◆ What the exercise asks:
Starting from the first line below, copy the whole listing exactly.

◆ Material for the task:

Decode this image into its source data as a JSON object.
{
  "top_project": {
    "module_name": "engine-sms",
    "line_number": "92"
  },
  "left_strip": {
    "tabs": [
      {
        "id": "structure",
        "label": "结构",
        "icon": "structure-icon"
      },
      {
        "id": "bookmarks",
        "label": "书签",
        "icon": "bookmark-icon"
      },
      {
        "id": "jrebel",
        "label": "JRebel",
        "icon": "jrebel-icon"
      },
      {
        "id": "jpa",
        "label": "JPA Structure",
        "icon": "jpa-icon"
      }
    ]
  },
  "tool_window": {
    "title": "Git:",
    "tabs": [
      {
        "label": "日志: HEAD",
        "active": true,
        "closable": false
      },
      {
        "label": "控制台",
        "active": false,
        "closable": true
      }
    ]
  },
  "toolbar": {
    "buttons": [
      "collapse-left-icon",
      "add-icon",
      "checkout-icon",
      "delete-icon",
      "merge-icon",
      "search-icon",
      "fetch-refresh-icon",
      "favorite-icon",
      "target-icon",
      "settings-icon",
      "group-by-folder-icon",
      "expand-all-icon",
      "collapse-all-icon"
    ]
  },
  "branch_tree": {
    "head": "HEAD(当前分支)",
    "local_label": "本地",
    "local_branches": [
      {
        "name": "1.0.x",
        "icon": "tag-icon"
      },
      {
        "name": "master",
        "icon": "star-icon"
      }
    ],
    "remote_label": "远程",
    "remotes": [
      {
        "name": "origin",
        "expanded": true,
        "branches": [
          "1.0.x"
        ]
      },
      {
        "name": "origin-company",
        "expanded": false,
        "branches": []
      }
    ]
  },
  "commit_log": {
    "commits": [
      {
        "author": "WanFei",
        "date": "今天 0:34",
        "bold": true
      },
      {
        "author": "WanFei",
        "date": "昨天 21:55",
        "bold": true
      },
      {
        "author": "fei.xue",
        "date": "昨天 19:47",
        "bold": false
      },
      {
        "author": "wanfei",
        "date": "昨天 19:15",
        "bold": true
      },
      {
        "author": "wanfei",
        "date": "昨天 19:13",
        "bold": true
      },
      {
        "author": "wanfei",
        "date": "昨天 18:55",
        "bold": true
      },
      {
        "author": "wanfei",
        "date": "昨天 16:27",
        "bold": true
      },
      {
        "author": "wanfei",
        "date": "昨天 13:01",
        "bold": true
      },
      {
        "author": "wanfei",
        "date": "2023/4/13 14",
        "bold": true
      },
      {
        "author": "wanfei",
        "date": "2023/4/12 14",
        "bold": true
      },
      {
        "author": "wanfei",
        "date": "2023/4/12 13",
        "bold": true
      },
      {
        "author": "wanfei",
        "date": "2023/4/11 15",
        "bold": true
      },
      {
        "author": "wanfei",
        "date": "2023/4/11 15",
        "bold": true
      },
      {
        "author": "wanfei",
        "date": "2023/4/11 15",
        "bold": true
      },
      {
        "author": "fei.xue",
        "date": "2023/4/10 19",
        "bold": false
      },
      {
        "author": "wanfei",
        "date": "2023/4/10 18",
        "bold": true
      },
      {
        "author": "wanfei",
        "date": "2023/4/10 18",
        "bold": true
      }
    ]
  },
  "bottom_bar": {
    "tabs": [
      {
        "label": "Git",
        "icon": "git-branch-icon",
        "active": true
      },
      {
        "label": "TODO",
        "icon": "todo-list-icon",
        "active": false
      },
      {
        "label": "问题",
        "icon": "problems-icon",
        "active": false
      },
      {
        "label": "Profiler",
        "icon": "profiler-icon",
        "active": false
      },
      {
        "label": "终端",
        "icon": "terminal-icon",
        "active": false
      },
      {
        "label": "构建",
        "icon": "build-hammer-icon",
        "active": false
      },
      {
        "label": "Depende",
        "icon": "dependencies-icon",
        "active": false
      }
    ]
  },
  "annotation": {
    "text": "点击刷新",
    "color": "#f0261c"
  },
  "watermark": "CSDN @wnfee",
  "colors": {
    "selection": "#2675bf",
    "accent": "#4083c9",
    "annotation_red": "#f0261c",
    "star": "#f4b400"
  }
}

◆ Response box:
Decode this image into its source data as a JSON object.
{
  "top_project": {
    "module_name": "engine-sms",
    "line_number": "92"
  },
  "left_strip": {
    "tabs": [
      {
        "id": "structure",
        "label": "结构",
        "icon": "structure-icon"
      },
      {
        "id": "bookmarks",
        "label": "书签",
        "icon": "bookmark-icon"
      },
      {
        "id": "jrebel",
        "label": "JRebel",
        "icon": "jrebel-icon"
      },
      {
        "id": "jpa",
        "label": "JPA Structure",
        "icon": "jpa-icon"
      }
    ]
  },
  "tool_window": {
    "title": "Git:",
    "tabs": [
      {
        "label": "日志: HEAD",
        "active": true,
        "closable": false
      },
      {
        "label": "控制台",
        "active": false,
        "closable": true
      }
    ]
  },
  "toolbar": {
    "buttons": [
      "collapse-left-icon",
      "add-icon",
      "checkout-icon",
      "delete-icon",
      "merge-icon",
      "search-icon",
      "fetch-refresh-icon",
      "favorite-icon",
      "target-icon",
      "settings-icon",
      "group-by-folder-icon",
      "expand-all-icon",
      "collapse-all-icon"
    ]
  },
  "branch_tree": {
    "head": "HEAD(当前分支)",
    "local_label": "本地",
    "local_branches": [
      {
        "name": "1.0.x",
        "icon": "tag-icon"
      },
      {
        "name": "master",
        "icon": "star-icon"
      }
    ],
    "remote_label": "远程",
    "remotes": [
      {
        "name": "origin",
        "expanded": true,
        "branches": [
          "1.0.x"
        ]
      },
      {
        "name": "origin-company",
        "expanded": false,
        "branches": []
      }
    ]
  },
  "commit_log": {
    "commits": [
      {
        "author": "WanFei",
        "date": "今天 0:34",
        "bold": true
      },
      {
        "author": "WanFei",
        "date": "昨天 21:55",
        "bold": true
      },
      {
        "author": "fei.xue",
        "date": "昨天 19:47",
        "bold": false
      },
      {
        "author": "wanfei",
        "date": "昨天 19:15",
        "bold": true
      },
      {
        "author": "wanfei",
        "date": "昨天 19:13",
        "bold": true
      },
      {
        "author": "wanfei",
        "date": "昨天 18:55",
        "bold": true
      },
      {
        "author": "wanfei",
        "date": "昨天 16:27",
        "bold": true
      },
      {
        "author": "wanfei",
        "date": "昨天 13:01",
        "bold": true
      },
      {
        "author": "wanfei",
        "date": "2023/4/13 14",
        "bold": true
      },
      {
        "author": "wanfei",
        "date": "2023/4/12 14",
        "bold": true
      },
      {
        "author": "wanfei",
        "date": "2023/4/12 13",
        "bold": true
      },
      {
        "author": "wanfei",
        "date": "2023/4/11 15",
        "bold": true
      },
      {
        "author": "wanfei",
        "date": "2023/4/11 15",
        "bold": true
      },
      {
        "author": "wanfei",
        "date": "2023/4/11 15",
        "bold": true
      },
      {
        "author": "fei.xue",
        "date": "2023/4/10 19",
        "bold": false
      },
      {
        "author": "wanfei",
        "date": "2023/4/10 18",
        "bold": true
      },
      {
        "author": "wanfei",
        "date": "2023/4/10 18",
        "bold": true
      }
    ]
  },
  "bottom_bar": {
    "tabs": [
      {
        "label": "Git",
        "icon": "git-branch-icon",
        "active": true
      },
      {
        "label": "TODO",
        "icon": "todo-list-icon",
        "active": false
      },
      {
        "label": "问题",
        "icon": "problems-icon",
        "active": false
      },
      {
        "label": "Profiler",
        "icon": "profiler-icon",
        "active": false
      },
      {
        "label": "终端",
        "icon": "terminal-icon",
        "active": false
      },
      {
        "label": "构建",
        "icon": "build-hammer-icon",
        "active": false
      },
      {
        "label": "Depende",
        "icon": "dependencies-icon",
        "active": false
      }
    ]
  },
  "annotation": {
    "text": "点击刷新",
    "color": "#f0261c"
  },
  "watermark": "CSDN @wnfee",
  "colors": {
    "selection": "#2675bf",
    "accent": "#4083c9",
    "annotation_red": "#f0261c",
    "star": "#f4b400"
  }
}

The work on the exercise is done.